Don’t Tell the Bees It’s Still February

The weather this week is unbelievably mild. I don’t know what to make of the non-winter we’ve had. It’s probably the end of the world, but it sure feels good.

I fed all the hives under my care yesterday, and they were all beautifully active. However, the colonies with the most enthusiasm live in the Foster’s yard. Interestingly, these hives limped along more than others last season…before winter, we beefed them up by combining a number of our weakest hives, and now they’re going gangbusters and hauling in pollen by the bucketful.

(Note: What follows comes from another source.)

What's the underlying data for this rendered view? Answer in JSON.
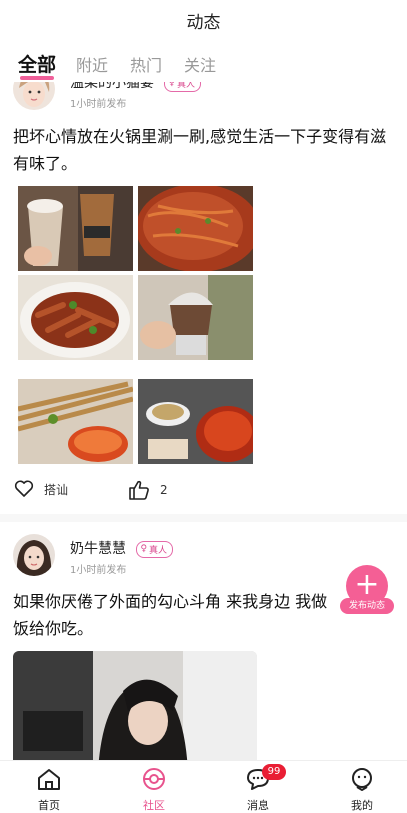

Both Simon and I were astounded to see them so active. When I first spotted them, I thought they were gonna swarm right away. Perhaps I should give them more room soon. I’m sure this weather is messing with our usual timing.

(I love the sound of all the leaves crunching. Odd that you never hear that stuff until the video is uploaded and then it’s deafening.)


First Bee Order for 2012—DONE!

Yesterday I placed what is probably the first of my 2012 bee orders. I ordered 20 packages (each package comes with its own queen). For a number of years, I’ve order my bees through Dave Heilman of Ohio Honey Farm, and I’ve had good luck with them…each spring, Dave drives a big truck to Georgia and then, as he drives back to his place in Wooster, Ohio, he drops the packages off to his customers. This first call of the season to Dave always brightens my day. Not only is he a nice guy and we get to talk a little bit about bees, but it’s a sign that winter is blowing out. Things start perking.

So long as the weather holds up, we can expect to receive our bees on Saturday, April 14th.

Which means there’ll be a lot of commotion that day. And the next. I can hardly wait.

Now, some of you know that I’m trying to build a sustainable apiary of local bees and local survivor queens, so eventually I’ll not need to order packages of bees from elsewhere. But it’s slow going. This year I plan to raise local queens. And I’ve ordered a few queens with good reputations (from Zia Queen Bees in New Mexico and from Russell Apiaries in Mississippi) from which I hope to eventually raise more queens. We’ll see how it goes.

(As I type this, I hear a mouse eating something in my cabinet. It sounds as if an entire family of mice is eating through the entire cabinet and all its contents. And the cat curled up here is useless.)

Deb’s uncle Doyle wants me to supply him right this minute with queens from my apiary. I asked him to try holding his horses until June.

Below is a picture of my very first package of bees: